Morgan  LoewMorgan Loew is an investigative reporter at CBS 5 News. His career has taken him to every corner of the state, lots of corners in the United States, and some far-flung corners of the globe.

Click to learn more about Morgan .

Morgan Loew
CBS 5 Investigates

Morgan’s past assignments include covering the invasion of Iraq, human smuggling in Mexico, vigilantes on the border and Sheriff Joe Arpaio in Maricopa County. His reports have appeared or been featured on CBS News, CNN, NBC News, MSNBC and NPR.

Morgan’s peers have recognized his work with 11 Rocky Mountain Emmy Awards, two regional Edward R. Murrow Awards for investigative reporting, an SPJ First Amendment Award, and a commendation from the Humane Society of the United States. In October 2016, Morgan was inducted into the National Academy of Television Arts and Sciences Silver Circle in recognition of 25 years of contribution to the television industry in Arizona.

Morgan is graduate of the University of Arizona journalism school and Concord Law School at Purdue University Global. He is the president of the Arizona First Amendment Coalition and teaches media law and TV news reporting at ASU’s Walter Cronkite School of Journalism and Mass Communication.

When he’s not out looking for the next big news story, Morgan enjoys hiking, camping, cheering for the Arizona Wildcats and spending time with his family at their southern Arizona ranch.

Hide bio

  • Self-driving Uber hits, kills pedestrian in TempeMore>>

  • Additional family members of woman killed by self-driving Uber have hired a lawyer

    Additional family members of woman killed by self-driving Uber have hired a lawyer

    Saturday, March 31 2018 12:02 AM EDT2018-03-31 04:02:24 GMT

    Uber's legal troubles might be an even longer road. More relatives of the woman killed by one of the company's self-driving SUVs have found legal representation.  

    More >

    Uber's legal troubles might be an even longer road. More relatives of the woman killed by one of the company's self-driving SUVs have found legal representation.  

    More >
  • Arizona governor still backs self-driving cars

    Arizona governor still backs self-driving cars

    Friday, March 30 2018 9:17 AM EDT2018-03-30 13:17:53 GMT
    Gov. Doug Ducey reiterated on Thursday his support for the self-driving vehicles as a way to make roads and highways safer. (Source: 3TV/CBS 5/AP)Gov. Doug Ducey reiterated on Thursday his support for the self-driving vehicles as a way to make roads and highways safer. (Source: 3TV/CBS 5/AP)
    Gov. Doug Ducey reiterated on Thursday his support for the self-driving vehicles as a way to make roads and highways safer. (Source: 3TV/CBS 5/AP)Gov. Doug Ducey reiterated on Thursday his support for the self-driving vehicles as a way to make roads and highways safer. (Source: 3TV/CBS 5/AP)

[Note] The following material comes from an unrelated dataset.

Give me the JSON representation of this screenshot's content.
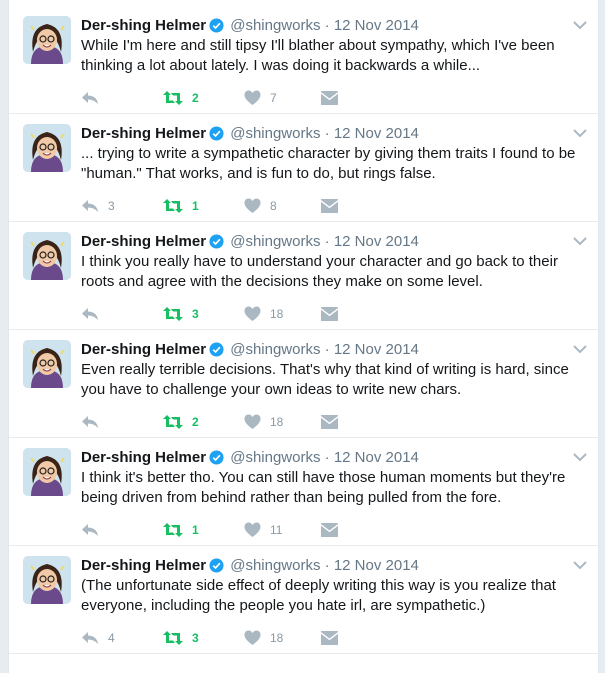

    He reiterated his support for the self-driving vehicles as a way to make roads and highways safer.

    More >

    He reiterated his support for the self-driving vehicles as a way to make roads and highways safer.

    More >
  • Emails show few questions about public safety from AZ governor to Uber

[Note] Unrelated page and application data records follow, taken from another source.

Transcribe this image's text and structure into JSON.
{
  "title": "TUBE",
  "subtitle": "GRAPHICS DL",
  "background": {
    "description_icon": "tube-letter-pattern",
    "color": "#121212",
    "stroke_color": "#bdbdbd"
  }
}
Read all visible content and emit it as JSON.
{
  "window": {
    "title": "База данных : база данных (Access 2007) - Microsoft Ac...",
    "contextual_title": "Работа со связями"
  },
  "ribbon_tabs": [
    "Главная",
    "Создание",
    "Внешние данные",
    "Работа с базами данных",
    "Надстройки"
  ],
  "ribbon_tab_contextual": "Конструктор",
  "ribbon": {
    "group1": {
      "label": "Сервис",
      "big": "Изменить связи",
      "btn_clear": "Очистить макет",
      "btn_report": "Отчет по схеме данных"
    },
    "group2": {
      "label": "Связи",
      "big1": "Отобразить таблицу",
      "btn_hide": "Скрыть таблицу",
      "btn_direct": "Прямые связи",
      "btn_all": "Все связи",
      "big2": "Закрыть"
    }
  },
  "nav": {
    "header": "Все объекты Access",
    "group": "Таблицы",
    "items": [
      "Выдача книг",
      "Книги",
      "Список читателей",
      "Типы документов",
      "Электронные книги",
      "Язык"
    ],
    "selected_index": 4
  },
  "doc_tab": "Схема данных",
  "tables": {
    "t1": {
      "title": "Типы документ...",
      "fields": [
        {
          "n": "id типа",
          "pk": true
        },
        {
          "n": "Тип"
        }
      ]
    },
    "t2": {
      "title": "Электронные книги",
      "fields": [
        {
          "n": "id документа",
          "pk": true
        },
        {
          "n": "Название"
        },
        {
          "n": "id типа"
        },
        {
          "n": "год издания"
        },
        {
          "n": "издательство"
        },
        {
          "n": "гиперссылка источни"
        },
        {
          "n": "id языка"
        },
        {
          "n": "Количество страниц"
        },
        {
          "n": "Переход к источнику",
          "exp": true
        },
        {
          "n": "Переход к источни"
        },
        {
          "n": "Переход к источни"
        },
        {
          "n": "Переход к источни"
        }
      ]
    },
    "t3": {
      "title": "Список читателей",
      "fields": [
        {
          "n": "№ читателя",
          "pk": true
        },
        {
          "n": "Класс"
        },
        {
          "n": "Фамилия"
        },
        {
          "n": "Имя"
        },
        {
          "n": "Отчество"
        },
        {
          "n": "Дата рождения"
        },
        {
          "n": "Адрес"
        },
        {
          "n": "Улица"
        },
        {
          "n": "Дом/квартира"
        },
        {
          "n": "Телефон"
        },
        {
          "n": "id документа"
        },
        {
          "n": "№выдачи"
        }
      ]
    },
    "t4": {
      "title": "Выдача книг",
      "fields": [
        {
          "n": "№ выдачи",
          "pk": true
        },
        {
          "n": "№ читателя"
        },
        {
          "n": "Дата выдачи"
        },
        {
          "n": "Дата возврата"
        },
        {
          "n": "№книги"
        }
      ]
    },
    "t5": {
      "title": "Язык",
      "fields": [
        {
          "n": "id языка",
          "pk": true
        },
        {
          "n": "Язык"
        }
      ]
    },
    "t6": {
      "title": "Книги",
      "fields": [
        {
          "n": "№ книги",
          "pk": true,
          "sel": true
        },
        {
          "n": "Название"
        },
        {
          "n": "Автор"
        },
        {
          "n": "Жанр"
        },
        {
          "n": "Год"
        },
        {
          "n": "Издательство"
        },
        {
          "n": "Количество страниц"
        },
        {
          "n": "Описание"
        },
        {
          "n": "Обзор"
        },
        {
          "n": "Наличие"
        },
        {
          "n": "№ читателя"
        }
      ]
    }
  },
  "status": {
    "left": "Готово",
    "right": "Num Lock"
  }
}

    Emails show few questions about public safety from AZ governor to Uber

    Thursday, March 29 2018 10:42 AM EDT2018-03-29 14:42:21 GMT
    An investigation reveals Gov. Ducey's emails didn't contain any reference to the question of whether Uber’s driverless cars were safe. (Source: 3TV/CBS 5/CNN)An investigation reveals Gov. Ducey's emails didn't contain any reference to the question of whether Uber’s driverless cars were safe. (Source: 3TV/CBS 5/CNN)
    An investigation reveals Gov. Ducey's emails didn't contain any reference to the question of whether Uber’s driverless cars were safe. (Source: 3TV/CBS 5/CNN)An investigation reveals Gov. Ducey's emails didn't contain any reference to the question of whether Uber’s driverless cars were safe. (Source: 3TV/CBS 5/CNN)

    Emails obtained by CBS 5 Investigates show lots of coordination between Uber and Governor Doug Ducey’s office but what is missing is almost any reference to the question of whether Uber’s driverless cars were safe.

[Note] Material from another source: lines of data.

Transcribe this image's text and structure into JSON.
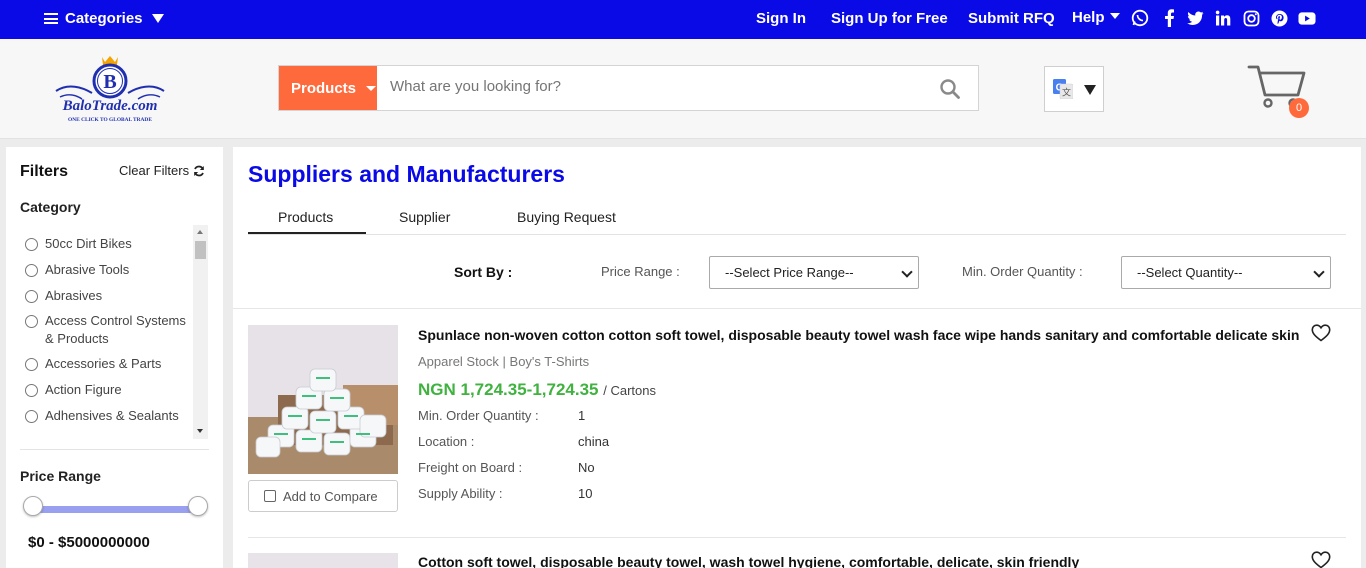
{
  "topbar": {
    "categories_label": "Categories",
    "links": {
      "sign_in": "Sign In",
      "sign_up": "Sign Up for Free",
      "submit_rfq": "Submit RFQ",
      "help": "Help"
    },
    "social_icons": [
      "whatsapp-icon",
      "facebook-icon",
      "twitter-icon",
      "linkedin-icon",
      "instagram-icon",
      "pinterest-icon",
      "youtube-icon"
    ],
    "bg_color": "#0a0ae6"
  },
  "header": {
    "logo": {
      "brand": "BaloTrade.com",
      "tagline": "ONE CLICK TO GLOBAL TRADE",
      "letter": "B"
    },
    "search": {
      "scope_label": "Products",
      "placeholder": "What are you looking for?"
    },
    "cart_count": "0",
    "accent_color": "#ff6a3d"
  },
  "sidebar": {
    "filters_title": "Filters",
    "clear_filters": "Clear Filters",
    "category_title": "Category",
    "categories": [
      "50cc Dirt Bikes",
      "Abrasive Tools",
      "Abrasives",
      "Access Control Systems & Products",
      "Accessories & Parts",
      "Action Figure",
      "Adhensives & Sealants"
    ],
    "price_range_title": "Price Range",
    "price_range_value": "$0 - $5000000000"
  },
  "main": {
    "heading": "Suppliers and Manufacturers",
    "tabs": [
      {
        "label": "Products",
        "active": true
      },
      {
        "label": "Supplier",
        "active": false
      },
      {
        "label": "Buying Request",
        "active": false
      }
    ],
    "sort_by_label": "Sort By :",
    "price_range_label": "Price Range :",
    "price_range_select": "--Select Price Range--",
    "min_order_label": "Min. Order Quantity :",
    "min_order_select": "--Select Quantity--",
    "products": [
      {
        "title": "Spunlace non-woven cotton cotton soft towel, disposable beauty towel wash face wipe hands sanitary and comfortable delicate skin",
        "category": "Apparel Stock | Boy's T-Shirts",
        "price": "NGN 1,724.35-1,724.35",
        "unit": "/ Cartons",
        "compare_label": "Add to Compare",
        "details": [
          {
            "key": "Min. Order Quantity :",
            "value": "1"
          },
          {
            "key": "Location :",
            "value": "china"
          },
          {
            "key": "Freight on Board :",
            "value": "No"
          },
          {
            "key": "Supply Ability :",
            "value": "10"
          }
        ]
      },
      {
        "title": "Cotton soft towel, disposable beauty towel, wash towel hygiene, comfortable, delicate, skin friendly"
      }
    ],
    "price_color": "#3fb23f"
  }
}
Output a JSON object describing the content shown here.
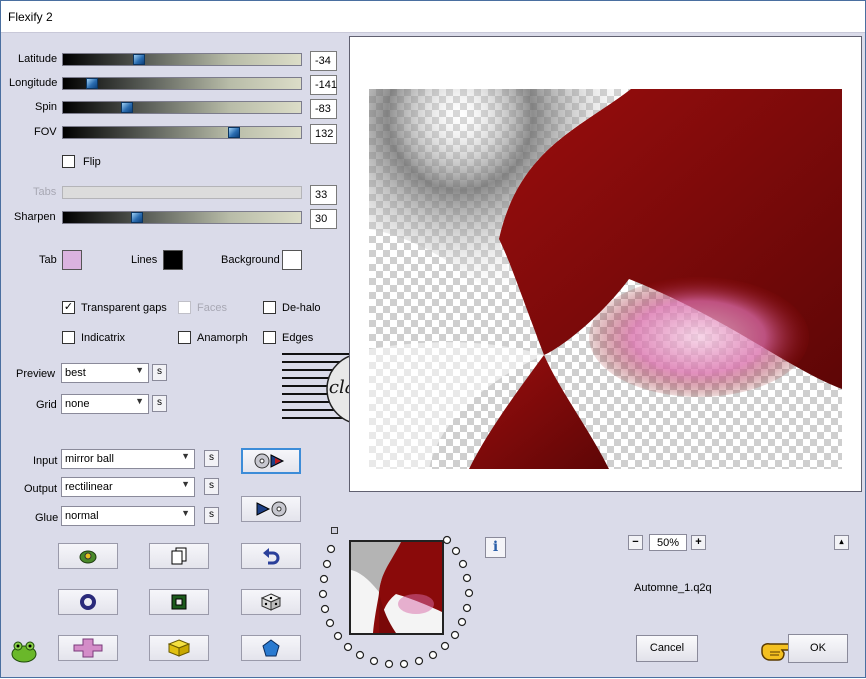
{
  "window": {
    "title": "Flexify 2"
  },
  "sliders": [
    {
      "label": "Latitude",
      "value": "-34",
      "position": 0.32,
      "enabled": true
    },
    {
      "label": "Longitude",
      "value": "-141",
      "position": 0.12,
      "enabled": true
    },
    {
      "label": "Spin",
      "value": "-83",
      "position": 0.27,
      "enabled": true
    },
    {
      "label": "FOV",
      "value": "132",
      "position": 0.72,
      "enabled": true
    },
    {
      "label": "Tabs",
      "value": "33",
      "position": null,
      "enabled": false
    },
    {
      "label": "Sharpen",
      "value": "30",
      "position": 0.31,
      "enabled": true
    }
  ],
  "flip": {
    "label": "Flip",
    "checked": false
  },
  "colors": {
    "tab": {
      "label": "Tab",
      "color": "#dbb3df"
    },
    "lines": {
      "label": "Lines",
      "color": "#000000"
    },
    "background": {
      "label": "Background",
      "color": "#ffffff"
    }
  },
  "options": {
    "transparent_gaps": {
      "label": "Transparent gaps",
      "checked": true,
      "enabled": true
    },
    "faces": {
      "label": "Faces",
      "checked": false,
      "enabled": false
    },
    "de_halo": {
      "label": "De-halo",
      "checked": false,
      "enabled": true
    },
    "indicatrix": {
      "label": "Indicatrix",
      "checked": false,
      "enabled": true
    },
    "anamorph": {
      "label": "Anamorph",
      "checked": false,
      "enabled": true
    },
    "edges": {
      "label": "Edges",
      "checked": false,
      "enabled": true
    }
  },
  "dropdowns": {
    "preview": {
      "label": "Preview",
      "value": "best"
    },
    "grid": {
      "label": "Grid",
      "value": "none"
    },
    "input": {
      "label": "Input",
      "value": "mirror ball"
    },
    "output": {
      "label": "Output",
      "value": "rectilinear"
    },
    "glue": {
      "label": "Glue",
      "value": "normal"
    }
  },
  "s_button_label": "s",
  "zoom": {
    "minus": "−",
    "value": "50%",
    "plus": "+",
    "expand": "▴"
  },
  "filename": "Automne_1.q2q",
  "buttons": {
    "cancel": "Cancel",
    "ok": "OK"
  },
  "info_label": "i",
  "watermark_text": "claudia",
  "accent_colors": {
    "slider_thumb": "#2a6cb0",
    "preview_red": "#8a0a0a",
    "pink": "#d86aa8"
  }
}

    More >

    Emails obtained by CBS 5 Investigates show lots of coordination between Uber and Governor Doug Ducey’s office but what is missing is almost any reference to the question of whether Uber’s driverless cars were safe.

    More >